The primary goal of the spectrometer is to identify pairs of positive and negative muons from the leptonic decay of a virtual photon produced via quark–anti-quark annihilation, the so-called Drell-Yan process. This electromagnetic process has a much smaller yield than the strong-interaction processes that occur in the beam-target interaction, and so it is necessary to filter out the many hadrons produced, using thick iron absorbers. In our spectrometer there are two such absorbers.
The SpinQuest polarized target will replace the liquid H2, D2, and solid targets used in SeaQuest, and will be placed farther upstream to improve our ability to distinguish between target and beam-dump events.
The FMag is a combination hadron absorber, bending magnet, and beam dump. It both absorbs the enormous number of charged hadrons (primarily pions and kaons) produced in the target, and performs the first bending of the muons that we seek to detect.

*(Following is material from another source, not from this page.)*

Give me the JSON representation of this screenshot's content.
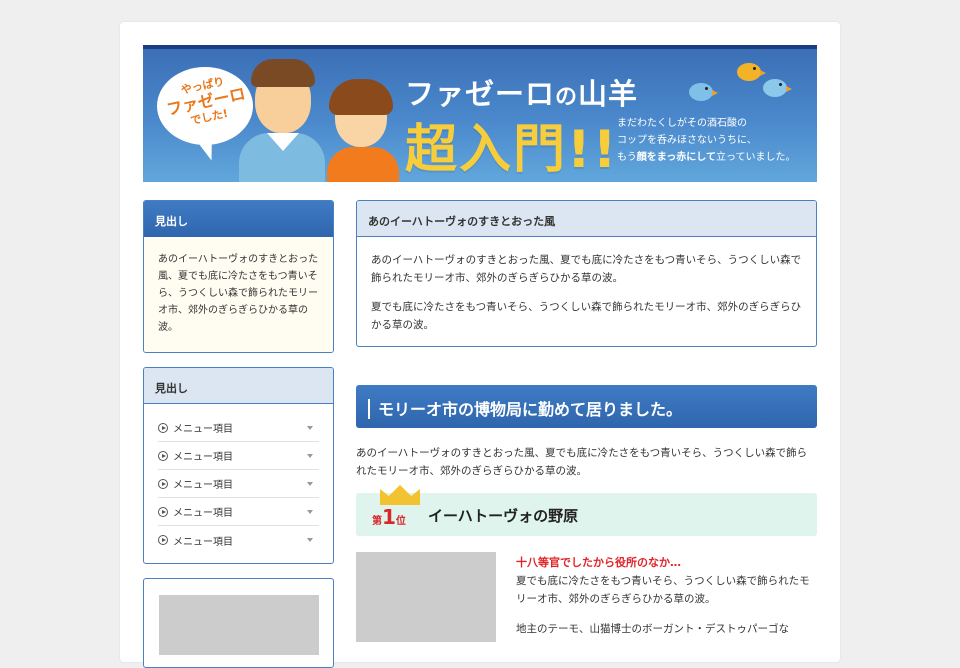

Immediately following the FMag are a set of hodoscopes and wire chambers (Station 1) that provide the first triggering and tracking information, respectively.
The KMag, originally used in the KTeV experiment, is an open magnet that additionally bends the tracks of the muons, and is our primary tool for measuring the momentum of the muons.
Immediately following the KMag are a set of hodoscopes and drift chambers (Station 2); after an open drift space another set of hodoscopes and drifts chambers (Station 3) are in place.
Following Station 3 is a solid iron Hadron Absorber. This is needed because not every hadron is absorbed in the FMag; if a track seen in Stations 1-3 disappears in the Hadron Absorber, then it was probably not a muon.
The triggering and tracking package is completed by the Station 4 hodoscopes and proportional tubes following the Hadron Absorber.